"Facebook is ignoring its duty to provide a safe workplace and instead creating a revolving door of contractors who are irreparably traumatized by what they witnessed on the job," Korey Nelson, a lawyer for the firm representing Scola, said in a statement.

The suit seeks to create a "Facebook-funded medical monitoring program" to cover medical treatment costs for moderators.

Facebook Director of Corporate Communications Bertie Thompson told HuffPost on Tuesday that the company is reviewing Scola's claims, but that it stood by its training and support structure for moderators.

In an emailed statement, Thompson said Facebook requires contractors like Pro Unlimited "to provide resources and psychological support, including on-site counseling," which was available at the Menlo Park facility.

The suit's status depends on a forthcoming class action certification hearing before a judge.

Two former Microsoft content moderators sued that company last January after they, too, say they developed PTSD. Their suit claims that Microsoft, after being asked to provide more mental health support, instead encouraged employees to play video games to redirect their thoughts, limit their exposure, and take more walks and smoke breaks.

This article has been updated with comment from Facebook.


More Related News

Should Facebook Be Spending So Much Cash on Buybacks?
Should Facebook Be Spending So Much Cash on Buybacks?

The social media giant won't stop repurchasing its shares anytime soon.

Government spent £100,000 on Facebook adverts to promote Brexit deal in week before vote was pulled
Government spent £100,000 on Facebook adverts to promote Brexit deal in week before vote was pulled

The government spent almost £100,000 on Facebook adverts to promote Theresa May's Brexit deal in the week running up to her decision to pull the Commons vote. Figures released by the social media giant showed the government spent £96,684 on 11 adverts from December 2 to 8 as it became increasingly clear the prime minister faced defeat over her deal. It dwarfed the £50,000 the government spent on Brexit social media ads in the previous three months to November 20. Three videos, intending to explain the deal in terms of free trade, the economy and "controlling our borders", cost between £10,000 and £50,000 each to promote, reaching between 500,000 and 1m Facebook users apiece. Theresa...

Leave a Comment

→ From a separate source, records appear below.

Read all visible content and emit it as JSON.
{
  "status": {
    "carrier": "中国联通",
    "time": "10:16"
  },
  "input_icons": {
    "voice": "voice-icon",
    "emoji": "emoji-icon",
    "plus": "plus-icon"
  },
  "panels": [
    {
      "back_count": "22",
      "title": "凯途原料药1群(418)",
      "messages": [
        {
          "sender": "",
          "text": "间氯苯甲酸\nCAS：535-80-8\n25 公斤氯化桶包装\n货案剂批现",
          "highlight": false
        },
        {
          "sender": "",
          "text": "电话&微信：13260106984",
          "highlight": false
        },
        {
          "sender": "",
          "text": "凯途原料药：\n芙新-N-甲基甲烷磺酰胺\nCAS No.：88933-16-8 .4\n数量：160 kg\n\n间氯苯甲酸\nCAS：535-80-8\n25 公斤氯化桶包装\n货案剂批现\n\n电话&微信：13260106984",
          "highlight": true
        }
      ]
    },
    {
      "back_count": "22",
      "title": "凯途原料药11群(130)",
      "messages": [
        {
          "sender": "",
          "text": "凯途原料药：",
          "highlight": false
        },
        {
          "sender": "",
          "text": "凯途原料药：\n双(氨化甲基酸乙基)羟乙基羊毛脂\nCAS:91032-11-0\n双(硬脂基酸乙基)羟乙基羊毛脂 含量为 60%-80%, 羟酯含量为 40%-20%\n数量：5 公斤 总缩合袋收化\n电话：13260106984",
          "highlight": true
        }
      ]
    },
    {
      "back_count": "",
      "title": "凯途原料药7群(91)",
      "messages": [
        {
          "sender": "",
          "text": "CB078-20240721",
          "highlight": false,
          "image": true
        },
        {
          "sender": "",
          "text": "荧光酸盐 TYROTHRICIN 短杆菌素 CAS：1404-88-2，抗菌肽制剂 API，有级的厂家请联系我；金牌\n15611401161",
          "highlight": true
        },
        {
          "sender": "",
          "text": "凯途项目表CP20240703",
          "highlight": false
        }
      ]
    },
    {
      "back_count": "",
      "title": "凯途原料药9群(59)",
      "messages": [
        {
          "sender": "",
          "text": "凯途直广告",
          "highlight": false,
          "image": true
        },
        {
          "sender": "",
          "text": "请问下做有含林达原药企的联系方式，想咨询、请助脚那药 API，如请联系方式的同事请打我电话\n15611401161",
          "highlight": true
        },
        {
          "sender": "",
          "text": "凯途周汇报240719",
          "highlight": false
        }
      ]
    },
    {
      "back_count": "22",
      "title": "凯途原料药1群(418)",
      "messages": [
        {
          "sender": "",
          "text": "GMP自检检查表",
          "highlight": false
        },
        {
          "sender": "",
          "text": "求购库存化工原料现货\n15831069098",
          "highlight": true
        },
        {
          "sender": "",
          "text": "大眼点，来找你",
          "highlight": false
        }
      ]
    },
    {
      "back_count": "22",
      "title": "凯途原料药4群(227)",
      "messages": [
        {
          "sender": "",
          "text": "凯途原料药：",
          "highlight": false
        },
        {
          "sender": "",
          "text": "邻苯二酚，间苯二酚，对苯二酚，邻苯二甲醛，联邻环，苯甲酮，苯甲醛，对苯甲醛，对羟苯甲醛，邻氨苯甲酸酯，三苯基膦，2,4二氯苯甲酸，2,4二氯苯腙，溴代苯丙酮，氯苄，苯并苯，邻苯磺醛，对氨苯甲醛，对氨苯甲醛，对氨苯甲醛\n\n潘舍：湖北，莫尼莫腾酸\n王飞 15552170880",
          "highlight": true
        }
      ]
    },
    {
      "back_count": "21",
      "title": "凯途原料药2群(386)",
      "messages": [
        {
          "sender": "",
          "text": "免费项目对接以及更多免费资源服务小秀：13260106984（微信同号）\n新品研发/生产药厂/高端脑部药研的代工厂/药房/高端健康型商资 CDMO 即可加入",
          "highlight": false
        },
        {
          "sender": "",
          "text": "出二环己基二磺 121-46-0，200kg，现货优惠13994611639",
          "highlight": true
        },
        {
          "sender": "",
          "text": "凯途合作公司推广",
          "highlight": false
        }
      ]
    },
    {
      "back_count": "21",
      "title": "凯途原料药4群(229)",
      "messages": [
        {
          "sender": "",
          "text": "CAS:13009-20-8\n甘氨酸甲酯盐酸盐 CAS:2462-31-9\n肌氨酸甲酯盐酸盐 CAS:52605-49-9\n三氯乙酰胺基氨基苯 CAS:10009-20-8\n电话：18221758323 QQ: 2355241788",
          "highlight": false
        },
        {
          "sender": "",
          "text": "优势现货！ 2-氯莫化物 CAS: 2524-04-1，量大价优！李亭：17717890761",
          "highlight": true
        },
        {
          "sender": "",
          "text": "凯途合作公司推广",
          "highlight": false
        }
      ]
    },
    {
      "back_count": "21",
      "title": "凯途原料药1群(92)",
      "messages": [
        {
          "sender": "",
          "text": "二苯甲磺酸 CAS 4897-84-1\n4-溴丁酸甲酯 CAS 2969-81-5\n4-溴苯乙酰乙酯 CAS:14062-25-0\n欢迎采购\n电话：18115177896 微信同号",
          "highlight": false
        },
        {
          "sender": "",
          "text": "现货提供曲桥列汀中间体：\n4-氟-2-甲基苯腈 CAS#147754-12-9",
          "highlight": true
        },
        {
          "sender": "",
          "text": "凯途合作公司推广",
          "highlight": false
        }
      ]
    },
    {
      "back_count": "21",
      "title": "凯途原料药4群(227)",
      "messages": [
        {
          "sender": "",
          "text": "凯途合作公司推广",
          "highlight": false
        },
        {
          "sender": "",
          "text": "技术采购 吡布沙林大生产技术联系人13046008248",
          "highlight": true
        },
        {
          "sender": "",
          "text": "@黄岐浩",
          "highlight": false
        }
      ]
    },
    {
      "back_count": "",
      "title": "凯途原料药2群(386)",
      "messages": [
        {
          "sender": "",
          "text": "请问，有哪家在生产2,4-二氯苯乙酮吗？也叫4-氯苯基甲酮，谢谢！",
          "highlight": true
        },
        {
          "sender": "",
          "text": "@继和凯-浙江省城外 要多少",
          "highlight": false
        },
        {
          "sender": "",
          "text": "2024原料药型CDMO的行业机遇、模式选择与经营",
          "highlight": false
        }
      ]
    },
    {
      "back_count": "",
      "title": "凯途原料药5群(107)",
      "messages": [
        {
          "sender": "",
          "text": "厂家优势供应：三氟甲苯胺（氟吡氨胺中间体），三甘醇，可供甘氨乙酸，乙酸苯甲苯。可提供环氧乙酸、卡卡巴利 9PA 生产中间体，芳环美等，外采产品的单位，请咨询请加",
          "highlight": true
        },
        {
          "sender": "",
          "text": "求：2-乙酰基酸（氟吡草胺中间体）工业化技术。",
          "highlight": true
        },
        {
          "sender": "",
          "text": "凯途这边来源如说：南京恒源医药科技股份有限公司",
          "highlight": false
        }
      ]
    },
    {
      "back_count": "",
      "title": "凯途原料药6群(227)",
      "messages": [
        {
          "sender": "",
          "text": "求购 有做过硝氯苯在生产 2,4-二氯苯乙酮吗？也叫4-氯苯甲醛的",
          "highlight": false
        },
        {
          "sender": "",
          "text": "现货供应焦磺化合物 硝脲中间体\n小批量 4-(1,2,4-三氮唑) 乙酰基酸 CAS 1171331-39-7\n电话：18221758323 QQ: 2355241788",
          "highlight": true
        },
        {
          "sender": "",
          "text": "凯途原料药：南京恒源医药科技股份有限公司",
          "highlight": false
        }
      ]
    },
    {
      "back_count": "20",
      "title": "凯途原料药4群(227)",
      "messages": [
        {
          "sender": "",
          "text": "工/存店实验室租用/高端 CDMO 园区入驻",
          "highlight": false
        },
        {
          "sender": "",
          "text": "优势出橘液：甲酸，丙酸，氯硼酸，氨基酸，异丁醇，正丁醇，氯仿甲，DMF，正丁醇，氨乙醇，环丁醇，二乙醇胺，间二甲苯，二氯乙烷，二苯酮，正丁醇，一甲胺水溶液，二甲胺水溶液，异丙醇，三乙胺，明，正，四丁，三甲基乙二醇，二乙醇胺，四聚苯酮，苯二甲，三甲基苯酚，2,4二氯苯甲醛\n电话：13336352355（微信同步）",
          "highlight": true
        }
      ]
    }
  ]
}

Your email address will not be published. Required fields are marked with *

Cancel reply


Top News: Latin America

Hit "Like"
Don't miss any important news
Thanks, you don't need to show me this anymore.